• Task objective
What is needed here is an exact reprint of every record below.

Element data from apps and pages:
:::::

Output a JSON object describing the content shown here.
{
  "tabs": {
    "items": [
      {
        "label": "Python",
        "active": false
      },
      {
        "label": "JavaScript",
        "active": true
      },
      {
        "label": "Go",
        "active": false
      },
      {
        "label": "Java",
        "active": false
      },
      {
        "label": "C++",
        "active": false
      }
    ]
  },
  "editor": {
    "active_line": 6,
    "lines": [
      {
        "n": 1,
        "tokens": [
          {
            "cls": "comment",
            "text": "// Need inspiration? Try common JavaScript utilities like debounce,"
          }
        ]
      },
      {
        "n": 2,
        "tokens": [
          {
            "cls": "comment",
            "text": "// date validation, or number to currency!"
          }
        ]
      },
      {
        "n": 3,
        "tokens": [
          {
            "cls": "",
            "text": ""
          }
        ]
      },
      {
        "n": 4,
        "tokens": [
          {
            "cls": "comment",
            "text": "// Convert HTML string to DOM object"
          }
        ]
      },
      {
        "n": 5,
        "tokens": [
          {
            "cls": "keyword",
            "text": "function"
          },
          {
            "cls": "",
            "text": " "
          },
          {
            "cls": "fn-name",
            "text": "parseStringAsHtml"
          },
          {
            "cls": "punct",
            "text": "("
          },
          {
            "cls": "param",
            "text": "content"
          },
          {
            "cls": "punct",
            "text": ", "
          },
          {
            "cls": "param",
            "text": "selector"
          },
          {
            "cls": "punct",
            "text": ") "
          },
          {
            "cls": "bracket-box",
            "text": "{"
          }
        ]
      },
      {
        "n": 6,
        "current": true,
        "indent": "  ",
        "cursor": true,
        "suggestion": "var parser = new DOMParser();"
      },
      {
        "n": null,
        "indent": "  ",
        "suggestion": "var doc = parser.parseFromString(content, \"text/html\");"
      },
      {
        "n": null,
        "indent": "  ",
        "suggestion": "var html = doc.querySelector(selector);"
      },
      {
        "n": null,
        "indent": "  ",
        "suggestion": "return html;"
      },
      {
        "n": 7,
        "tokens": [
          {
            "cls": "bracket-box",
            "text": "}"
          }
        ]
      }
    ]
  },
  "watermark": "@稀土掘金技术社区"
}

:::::

• Written solution
Output a JSON object describing the content shown here.
{
  "tabs": {
    "items": [
      {
        "label": "Python",
        "active": false
      },
      {
        "label": "JavaScript",
        "active": true
      },
      {
        "label": "Go",
        "active": false
      },
      {
        "label": "Java",
        "active": false
      },
      {
        "label": "C++",
        "active": false
      }
    ]
  },
  "editor": {
    "active_line": 6,
    "lines": [
      {
        "n": 1,
        "tokens": [
          {
            "cls": "comment",
            "text": "// Need inspiration? Try common JavaScript utilities like debounce,"
          }
        ]
      },
      {
        "n": 2,
        "tokens": [
          {
            "cls": "comment",
            "text": "// date validation, or number to currency!"
          }
        ]
      },
      {
        "n": 3,
        "tokens": [
          {
            "cls": "",
            "text": ""
          }
        ]
      },
      {
        "n": 4,
        "tokens": [
          {
            "cls": "comment",
            "text": "// Convert HTML string to DOM object"
          }
        ]
      },
      {
        "n": 5,
        "tokens": [
          {
            "cls": "keyword",
            "text": "function"
          },
          {
            "cls": "",
            "text": " "
          },
          {
            "cls": "fn-name",
            "text": "parseStringAsHtml"
          },
          {
            "cls": "punct",
            "text": "("
          },
          {
            "cls": "param",
            "text": "content"
          },
          {
            "cls": "punct",
            "text": ", "
          },
          {
            "cls": "param",
            "text": "selector"
          },
          {
            "cls": "punct",
            "text": ") "
          },
          {
            "cls": "bracket-box",
            "text": "{"
          }
        ]
      },
      {
        "n": 6,
        "current": true,
        "indent": "  ",
        "cursor": true,
        "suggestion": "var parser = new DOMParser();"
      },
      {
        "n": null,
        "indent": "  ",
        "suggestion": "var doc = parser.parseFromString(content, \"text/html\");"
      },
      {
        "n": null,
        "indent": "  ",
        "suggestion": "var html = doc.querySelector(selector);"
      },
      {
        "n": null,
        "indent": "  ",
        "suggestion": "return html;"
      },
      {
        "n": 7,
        "tokens": [
          {
            "cls": "bracket-box",
            "text": "}"
          }
        ]
      }
    ]
  },
  "watermark": "@稀土掘金技术社区"
}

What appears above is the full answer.